BEGIN SUPPLIED DATA

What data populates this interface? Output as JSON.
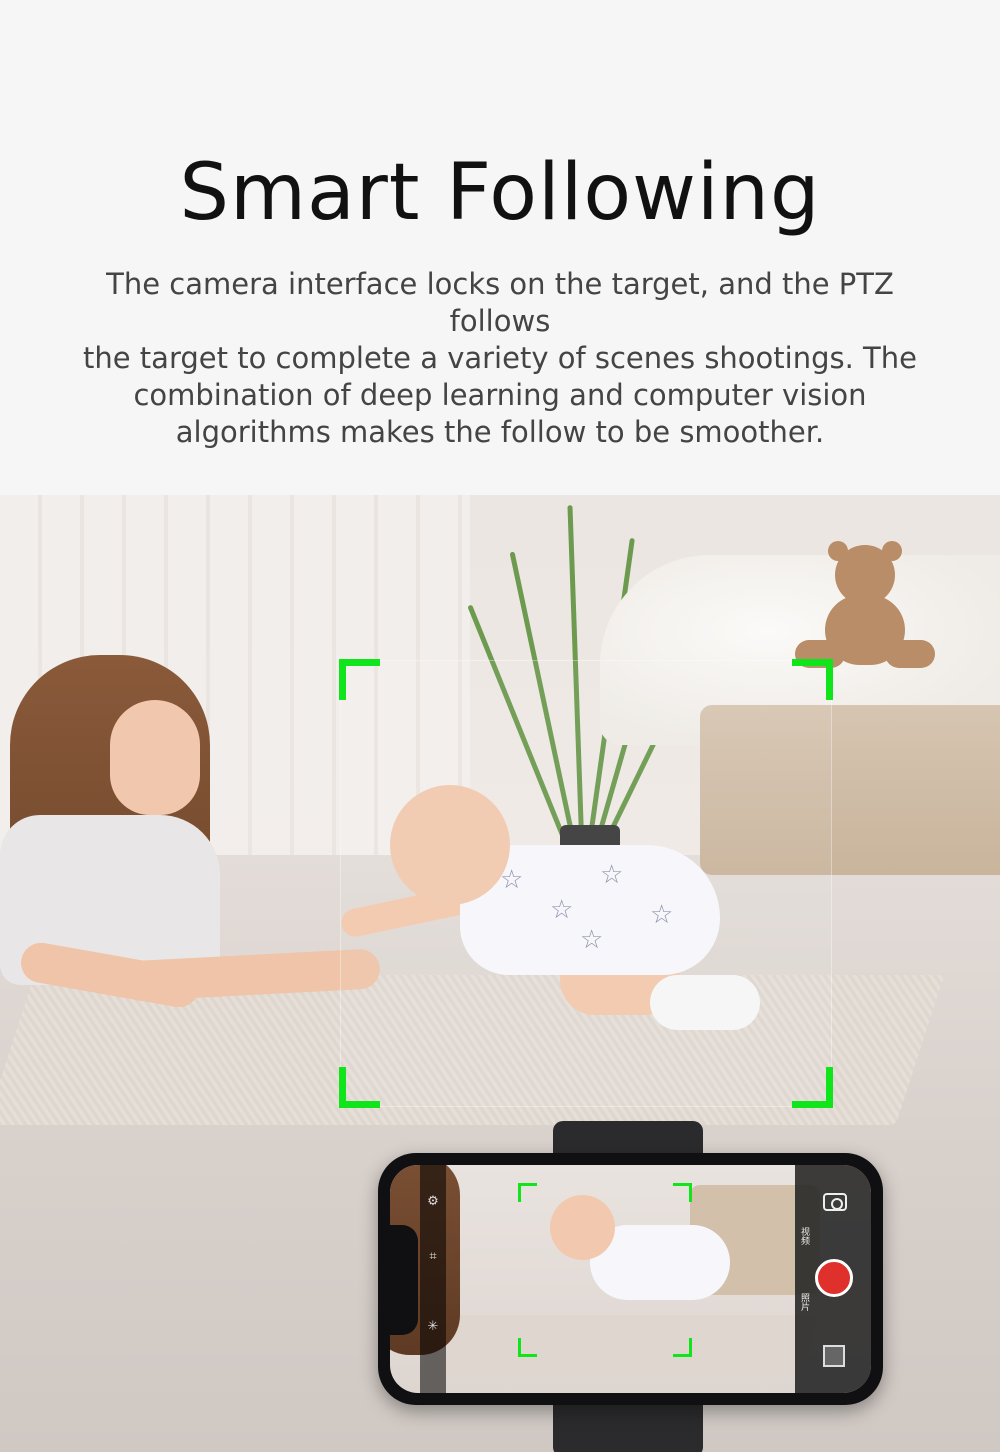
{
  "heading": {
    "title": "Smart Following"
  },
  "description": {
    "lines": [
      "The camera interface locks on the target, and the PTZ follows",
      "the target to complete a variety of scenes shootings. The",
      "combination of deep learning and computer vision",
      "algorithms makes the follow to be smoother."
    ]
  },
  "colors": {
    "tracking_frame": "#10e41b",
    "record_button": "#e0302b",
    "background": "#f6f6f6"
  },
  "phone_ui": {
    "side_labels": [
      "视频",
      "照片"
    ],
    "icons": [
      "settings-icon",
      "focus-icon",
      "bluetooth-icon",
      "switch-camera-icon",
      "record-icon",
      "gallery-thumbnail-icon"
    ]
  }
}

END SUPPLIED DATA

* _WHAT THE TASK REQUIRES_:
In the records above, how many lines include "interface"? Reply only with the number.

* _TASK RESULT_:
2